What he saw arrested him completely and set his entire body in convulsive jitters, small involuntary movements that made no sound, but still clasped and unclasped his muscles in a horror show of tension. His skin was covered with silvery sweat, ice cold as it poured from him. For he saw the surface of the center mirror begin to shift and move of its own accord. There were, reflected in it, three men and two women, all staring into the room with hideous intensity. Their eyes seemed like they could bore through wood, stone, soft and malleable flesh. What peasant sorcery was this? For though they stood reflected in the room, the room was empty.
The worst sight, the most horrible, was the image of his own reflection. For though he was looking at the mirror, the reflection of his own face was looking back at him. It had the same terrified expression, but it was staring soulfully into him. Then, as he watched, his face frozen in terror, he saw a hideous smile come over the face in the mirror, and it winked at him. He screamed and fell from the loft into a tumble below.

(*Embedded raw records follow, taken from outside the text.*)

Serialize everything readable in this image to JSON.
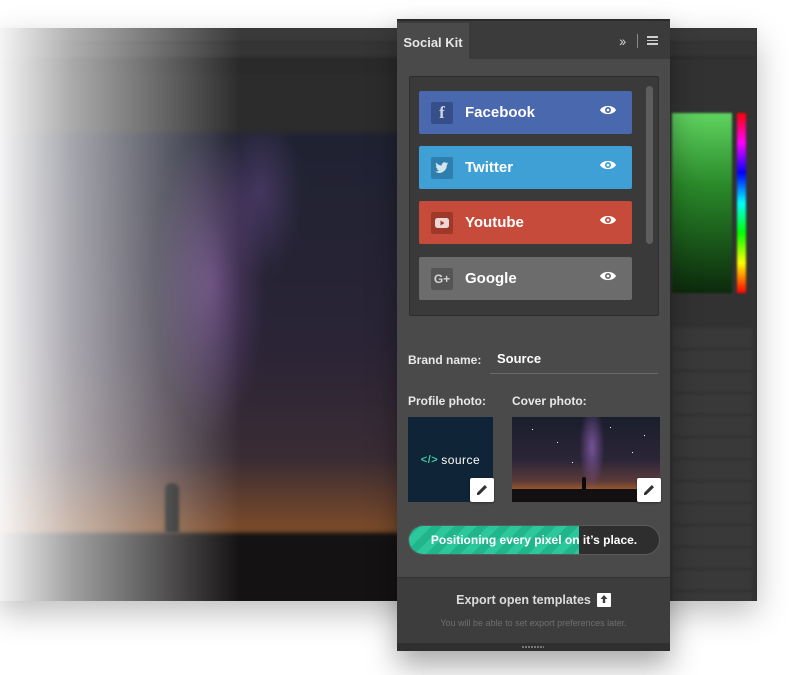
{
  "panel": {
    "tab_title": "Social Kit",
    "collapse_icon": "double-chevron-right-icon",
    "menu_icon": "hamburger-menu-icon"
  },
  "networks": [
    {
      "label": "Facebook",
      "icon": "f",
      "color": "#4a68ad",
      "icon_bg": "#364f8a"
    },
    {
      "label": "Twitter",
      "icon": "twitter-bird",
      "color": "#3fa0d6",
      "icon_bg": "#2f7fae"
    },
    {
      "label": "Youtube",
      "icon": "youtube-play",
      "color": "#c64b3a",
      "icon_bg": "#9e3829"
    },
    {
      "label": "Google",
      "icon": "G+",
      "color": "#6c6c6c",
      "icon_bg": "#555555"
    }
  ],
  "fields": {
    "brand_label": "Brand name:",
    "brand_value": "Source",
    "profile_label": "Profile photo:",
    "cover_label": "Cover photo:",
    "profile_logo_text": "source",
    "profile_logo_code": "</>"
  },
  "progress": {
    "text": "Positioning every pixel on it’s place.",
    "fraction": 0.68,
    "color": "#21b58c"
  },
  "export": {
    "label": "Export open templates",
    "hint": "You will be able to set export preferences later."
  }
}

A second waking. He was cold, though the room was well-lit by the fire. He was surrounded by soldiers in their uniforms, all murmuring quietly to each other. He shot up. "Where is the mirror? Where are those serfs?"
"Intendant," said a man with a fine mustache and a well-trimmed beard. "Please, don't be agitated. It won't help anything."
"Won't help?" he asked. "Won't help?" He got to his feet. "Why the hell is it so cold?" The men exchanged bleak glances. "What is it, you damn deserters?"
"Deserters!" exclaimed the man who'd spoken. He wore little spectacles as well, Mikhaíl saw. "No, no, no, you misunderstand. We cannot desert. We can't go anywhere, Intendant."
"Well, answer me this: where did those peasants get their cursed mirror from? It's got some kind of damned power!" Another look between the men.
"They took it from Chelya, sir. We had several of them. You see, one day some of the men started acting... strange. I couldn't determine what had caused the lapse. They failed to show up for drills and then their comrades began to speak of unsettling changes that had come over them. Changes that had no explanation. They began to prefer different foods. They seemed not to know the details of intimate relationships they had, only days before, been having with peasant girls. They were... just... different."
"Bohze moi," Mikhaíl breathed, "You're Intendant Dmitrievich."
The man nodded. "I'm sorry you were sent to find out what happened to me."
Dmitrievich looked uncertain for the first time since Mikhaíl had awoken. "I thought so. Doesn't the capital wonder where we are... what we're doing? Why we've made no formal reports?"
"But you have," Mikhaíl argued. "Just last week in Moscow you—"
He blinked. Behind Dmitrievich he saw the mirrors on the peasant's wall. It was reflecting the room well enough, but none of the soldiers were in it. In the reflection, he was sitting at a chair and... eating. And on either side were Oksana and the giant. "What..." he murmured. Warmth, the only true warmth in the room, seemed to flow from the frame of the mirror. He pushed Dmitrievich aside and walked towards it. His hands outspread, he placed them on the glass, which felt like living flesh. From the other room, the room in the mirror, he saw himself turn to look. He gazed into his own eyes and knew, with vomitous horror, that the thing looking back was not him.